After lunch, Manoff Market Gardens was next. There, we met Amy and Gary Manoff, who showed us around their orchards and farm store. Amy Manoff explained their involvement with the food tour. “We are not on a main road," she said. "The farm tour has been a great way for customers to connect with us and get to know our products.”
Manoff Market Gardens grows 27 kinds of peaches and 25 varieties of apples. Gary gave us a sample of their fresh pressed apple cider, only available at the farm. It is unpasteurized, unadulterated and delicious. I tasted four varieties of apples including the elusive Northern Spy -- to me the perfect apple for pie. I bought a quarter bushel for my trip home.

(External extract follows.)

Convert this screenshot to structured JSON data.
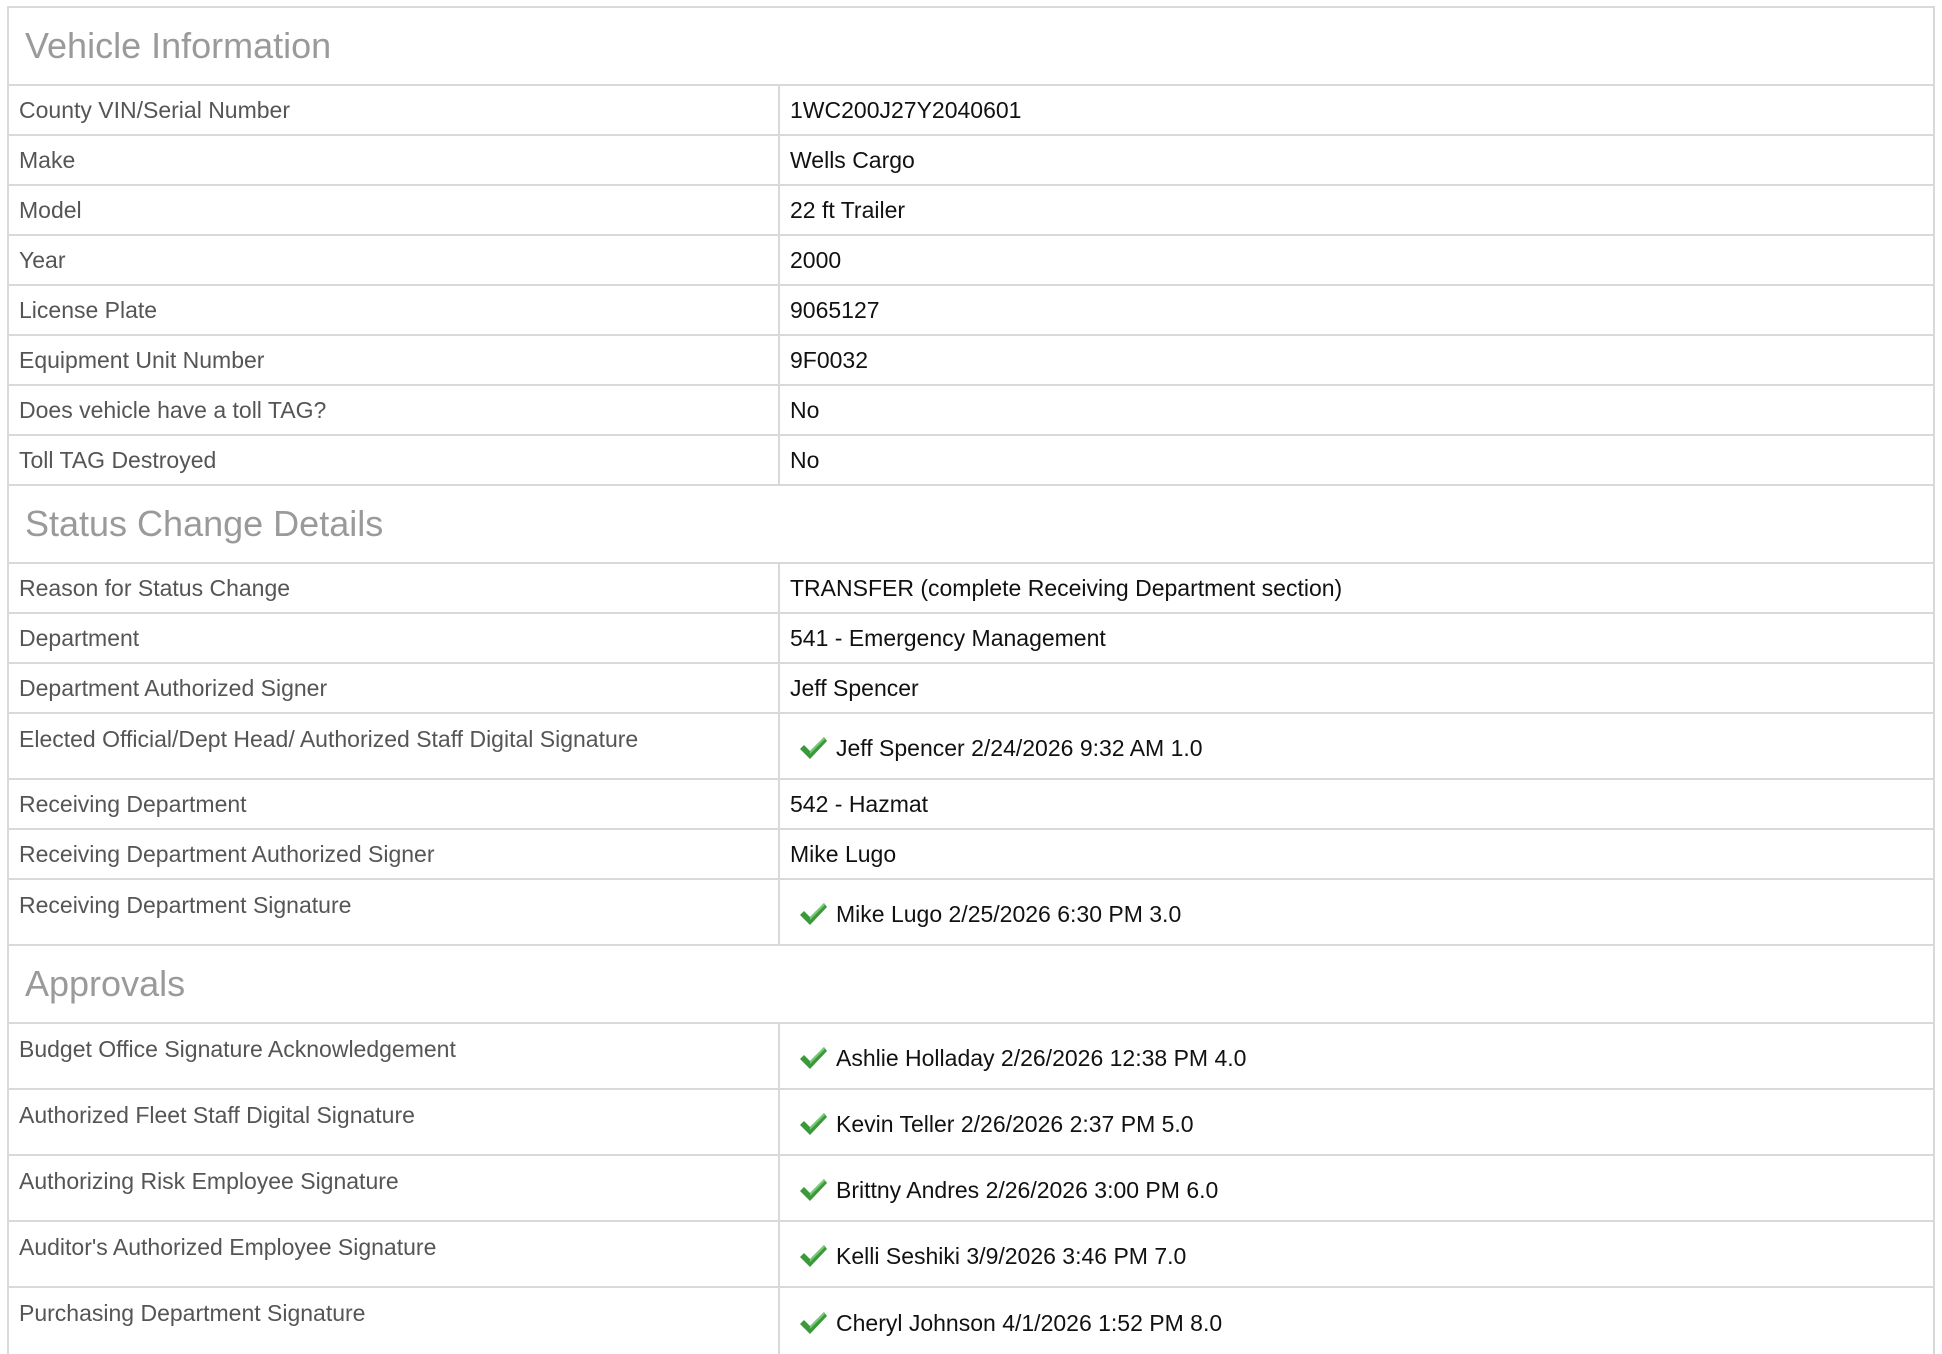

Our last stop was oWowCow Creamery’s newest location at Carousel Gardens in Wrightstown. Owner John Fezzuoglio, a native of Brooklyn, N.Y, said he feels oWowCow is more than just an ice cream shop.
"We are part of the community and we feel that we need to play our part in supporting other local businesses, we try to buy locally-sourced ingredients and develop relationships with other local food suppliers," Fezzuoglio said.
"My product is about depth of flavor, using a locally grown ingredients creates a product that simply tastes better than something driven from 2,000 miles away. I am a small batch maker and am lucky to be in a place where I can source locally," he added.
Our tour ended where we began, back at Town Crier Bakery.
As I took my cooler from out of the back of the van, I realized I was taking the best of Bucks County home with me.
I had leeks, beets, squash, eggs and onions from Brenda Slack, the most delicious unpasteurized milk, Monterey Jack cheese and grass-fed beef from Birchwood Dairy, Dwight Ely’s delicious bacon and a piece of his Alden’s Blessing cheese and a quarter bushel of locally-grown Northern Spy apples that later turned into the best apple pie I ever made.
I had eaten a locally-sourced healthy lunch and got to chat with local food artisan John Fezzuoglio. The food tour was well worth taking. Goldman and Brown have the same passion for our county as the artisans, farmers, bakers and chefs they introduced us to.
Tours are $95, last about four hours and include lunch. The introductions and back of house access are worth the price. They can customize tours and can take a maximum of six people at a time, a great way to spend a weekend morning.
I feel I now have a better understanding of the food supply in Bucks County. We have a movement that is growing and I feel I met some of the key players.
For more information, email Bucks_county_food_tours@yahoo.com or call 215.794.4191 (Alan Brown) or 215.598.3979 (Lynne Goldman).